David is a proponent of balance. In the seventies, he worked as a documentary photographer on an excavation near Santa Fe. His exposure to both the archeological perspective combined with the perspective of the local Native Americans properly equipped him to pursue collaboration between the two. Archaeology is valuable to human realization, but as David points out, some of the answers to the mysteries that so baffle us lie with the modern Hopi and Navajo and Pueblo people. They have locked those secrets away, and who can blame them?
So in the early eighties, David went to Pueblo Alto and laid out his argument to the project director: Accessibility. Collaboration.
He convinced them. The director W. James Judge and members of his crew contributed essays about the excavation. At the same time David and his wife were getting to know the local Pueblo, Hopi, and Navajo people, learning the nuances of their culture and the tensions percolating there. He incorporated the archaeological perspective and “the spirit of NAGPRA” into a narrative called New Light on Chaco Canyon. It’s one of more than six books David has published on the history and culture of the Southwest.
But David can only contribute so much. Even the tribes disagree amongst themselves on the philosophy of excavation. Conservatives hold out that these sites are like people. They live and then die. And just like the body of the dead, a village must be allowed to return to Mother Earth from whence it came. It’s the exact opposite of excavation. At Chaco Canyon, the conservative view holds out.
David and some of the younger generation of Native Americans regret this.

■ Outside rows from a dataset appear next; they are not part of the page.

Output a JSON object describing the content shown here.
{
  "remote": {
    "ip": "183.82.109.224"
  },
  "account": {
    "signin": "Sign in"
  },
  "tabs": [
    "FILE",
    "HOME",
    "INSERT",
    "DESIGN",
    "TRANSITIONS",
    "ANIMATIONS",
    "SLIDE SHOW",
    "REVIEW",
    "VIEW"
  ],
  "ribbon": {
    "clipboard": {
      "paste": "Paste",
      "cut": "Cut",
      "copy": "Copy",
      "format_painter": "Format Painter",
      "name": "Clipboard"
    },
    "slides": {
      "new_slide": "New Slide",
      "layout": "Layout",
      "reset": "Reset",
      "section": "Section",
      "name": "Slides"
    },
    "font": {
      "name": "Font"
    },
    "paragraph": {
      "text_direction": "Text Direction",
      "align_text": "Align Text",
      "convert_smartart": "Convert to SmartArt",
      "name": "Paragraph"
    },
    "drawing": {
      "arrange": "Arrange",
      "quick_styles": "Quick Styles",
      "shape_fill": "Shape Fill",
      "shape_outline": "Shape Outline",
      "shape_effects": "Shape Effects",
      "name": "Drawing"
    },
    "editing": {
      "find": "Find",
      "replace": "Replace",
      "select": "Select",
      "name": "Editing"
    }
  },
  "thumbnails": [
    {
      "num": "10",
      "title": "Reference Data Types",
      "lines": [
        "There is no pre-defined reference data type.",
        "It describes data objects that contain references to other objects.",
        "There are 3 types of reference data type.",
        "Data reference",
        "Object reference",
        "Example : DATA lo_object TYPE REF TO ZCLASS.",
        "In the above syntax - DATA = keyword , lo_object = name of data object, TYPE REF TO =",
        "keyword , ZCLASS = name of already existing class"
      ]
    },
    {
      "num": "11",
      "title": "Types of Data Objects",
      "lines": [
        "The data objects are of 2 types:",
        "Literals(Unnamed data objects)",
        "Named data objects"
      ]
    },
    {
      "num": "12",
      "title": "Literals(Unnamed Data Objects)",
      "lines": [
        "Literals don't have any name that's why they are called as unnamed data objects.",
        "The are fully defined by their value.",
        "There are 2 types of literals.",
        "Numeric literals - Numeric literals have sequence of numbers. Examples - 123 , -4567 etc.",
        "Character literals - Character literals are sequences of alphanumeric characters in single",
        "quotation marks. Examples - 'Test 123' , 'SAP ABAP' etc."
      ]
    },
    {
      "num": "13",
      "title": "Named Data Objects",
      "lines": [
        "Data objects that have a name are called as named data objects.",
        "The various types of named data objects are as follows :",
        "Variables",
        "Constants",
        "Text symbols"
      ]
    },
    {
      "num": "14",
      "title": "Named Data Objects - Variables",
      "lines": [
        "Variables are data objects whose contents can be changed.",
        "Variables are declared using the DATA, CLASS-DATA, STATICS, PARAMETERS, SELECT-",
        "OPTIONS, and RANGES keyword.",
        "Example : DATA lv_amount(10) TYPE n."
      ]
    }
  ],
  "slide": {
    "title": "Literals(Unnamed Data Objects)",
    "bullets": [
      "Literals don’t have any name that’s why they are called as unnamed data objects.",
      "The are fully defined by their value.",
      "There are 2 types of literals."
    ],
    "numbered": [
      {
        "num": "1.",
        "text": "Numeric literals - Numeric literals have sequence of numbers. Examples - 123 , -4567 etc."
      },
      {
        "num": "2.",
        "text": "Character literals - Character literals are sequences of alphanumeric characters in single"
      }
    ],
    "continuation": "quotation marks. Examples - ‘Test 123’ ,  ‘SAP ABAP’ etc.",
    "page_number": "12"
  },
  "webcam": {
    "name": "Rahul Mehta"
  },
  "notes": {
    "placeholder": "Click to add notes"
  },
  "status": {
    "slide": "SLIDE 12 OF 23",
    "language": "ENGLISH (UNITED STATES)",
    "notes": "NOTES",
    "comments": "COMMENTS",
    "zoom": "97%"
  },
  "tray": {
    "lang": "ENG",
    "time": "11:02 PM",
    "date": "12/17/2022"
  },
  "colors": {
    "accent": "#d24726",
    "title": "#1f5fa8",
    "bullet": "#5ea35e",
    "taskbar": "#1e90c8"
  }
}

After all, even the tribes don’t have all the answers. No one knows, and will never really know, why the ancient Puebloans abandoned Chaco after three hundred years of planning and building.
David’s theory isn’t strictly textbook. The scale and intricacy of Chaco developments point to a strong ruling class in an environment totally dependent on rain and seasons and the consistency of both. It wouldn’t be difficult for some Chacoans to have learned the patterns and convince the rest that they were responsible for the weather. That’s where the power comes from, but what happens when the pattern changes? When a drought hits and the harvest fails?
David pulls his finger across his throat in the universal symbol for death. He can’t be sure what force led the Chacoans away, but it is precisely the enigma of Chaco Canyon that keeps him coming back. And as I watch him crawl through a thousand-year-old passageway, smiling, desert dust sweeping his hands and knees, he is rendered inextricable from my image of this place.